Plant Abiotic Stress and Sustainable Agriculture: Translating Basic Understanding to Food Production (A6)

Scientific Organizers: Julia Bailey-Serres and Mike Hasegawa


January 17—22, 2013

Sagebrush Inn & Suites, Taos, New Mexico, USA


Sponsored by Monsanto Company


** Meeting has ended **
About Abstract Deadline
About Global Health Travel Award Deadline
About Scholarship Deadline
About Late Abstract Deadline
About Early Registration Deadline

Meeting Summary



The world must immediately increase global crop production to meet the food, fiber and biofuel demands of our growing population. This challenge is complicated by a decline in arable farmland due to human occupancy and soil degradation. Crop production is also compromised by an increased occurrence of severe weather events due to global climate change. To meet human needs, major crops must be rapidly modified to ensure productivity in extreme environments. A major target is the improvement of tolerance to abiotic stresses including extremes in water availability and temperature, as well as soil contamination by salts, phosphate and heavy metals. Allied with abiotic stress tolerance is the need to improve crop yields in nutrient-poor soils. Genetic diversity for stress tolerance and nutrient acquisition exists within some crop species. The molecular genetic basis of this diversity is being identified and harnessed into cultivars by marker-assisted breeding. The use of functional genomics to dissect abiotic stress sensing and signaling networks and the downstream adjustments in metabolism and development can provide additional solutions for crop improvement through genetic engineering.
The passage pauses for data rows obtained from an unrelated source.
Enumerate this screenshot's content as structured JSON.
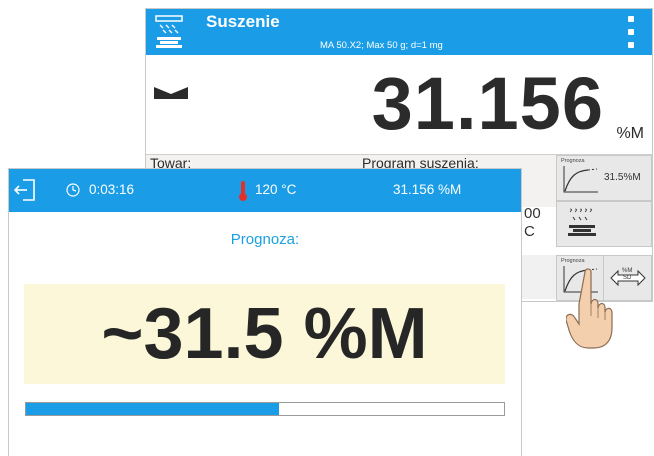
{
  "main": {
    "title": "Suszenie",
    "subtitle": "MA 50.X2; Max 50 g; d=1 mg",
    "reading": {
      "value": "31.156",
      "unit": "%M"
    },
    "info": {
      "product_label": "Towar:",
      "program_label": "Program suszenia:",
      "fragment_a": "00",
      "fragment_b": "C"
    },
    "tiles": {
      "forecast_top": {
        "caption": "Prognoza",
        "value": "31.5%M"
      },
      "forecast_bottom": {
        "caption": "Prognoza"
      },
      "swap_text_top": "%M",
      "swap_text_bottom": "SD"
    }
  },
  "popup": {
    "header": {
      "time": "0:03:16",
      "temperature": "120 °C",
      "value": "31.156 %M"
    },
    "title": "Prognoza:",
    "forecast": "~31.5 %M",
    "progress_fraction": 0.53
  },
  "icons": {
    "app": "drying-icon",
    "menu": "kebab-menu-icon",
    "stable": "stability-marker-icon",
    "exit": "exit-icon",
    "clock": "clock-icon",
    "temperature": "thermometer-icon",
    "pointer": "hand-pointer-icon"
  },
  "colors": {
    "accent": "#1a9de6",
    "forecast_bg": "#fbf7d8",
    "thermometer": "#e2312a"
  }
}
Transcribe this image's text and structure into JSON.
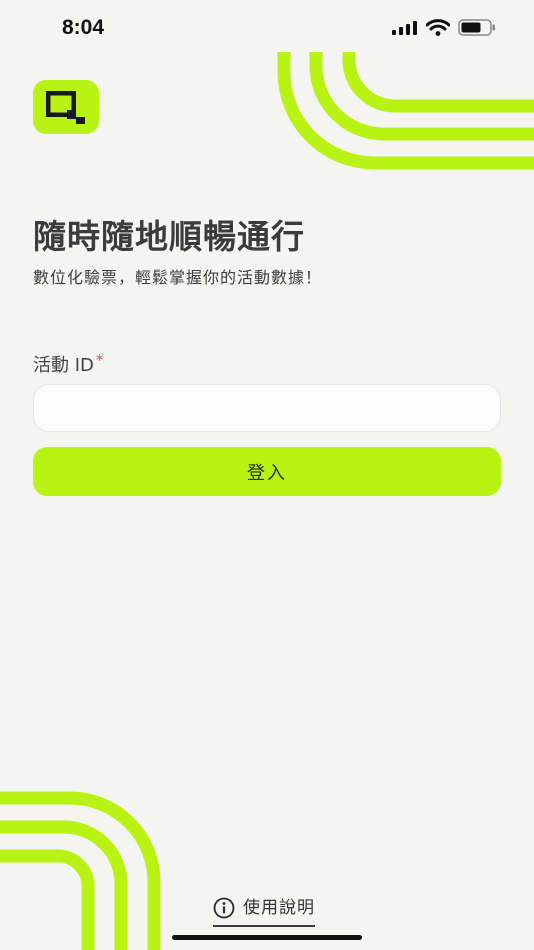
{
  "status_bar": {
    "time": "8:04",
    "signal_icon": "cellular-signal-icon",
    "wifi_icon": "wifi-icon",
    "battery_icon": "battery-icon"
  },
  "brand": {
    "logo_icon": "qr-logo-icon",
    "accent_color": "#b8f314",
    "logo_mark_color": "#1a1a1a"
  },
  "hero": {
    "headline": "隨時隨地順暢通行",
    "subtitle": "數位化驗票，輕鬆掌握你的活動數據！"
  },
  "form": {
    "event_id_label": "活動 ID",
    "required_mark": "*",
    "event_id_value": "",
    "event_id_placeholder": "",
    "login_button_label": "登入"
  },
  "footer": {
    "help_icon": "info-icon",
    "help_label": "使用說明"
  }
}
The emergence of deep-sequencing promises to permit rapid exploration of abiotic tolerance mechanisms of non-crop plants. Finally, the efforts to precisely define abiotic stress tolerance mechanisms can aid the effective pyramiding of multiple tolerances in a single plant. This Keystone Symposia conference will highlight progress in the dissection of the molecular basis of abiotic stress tolerance and the practices that enable rapid translation of abiotic stress tolerance to the farmer’s field.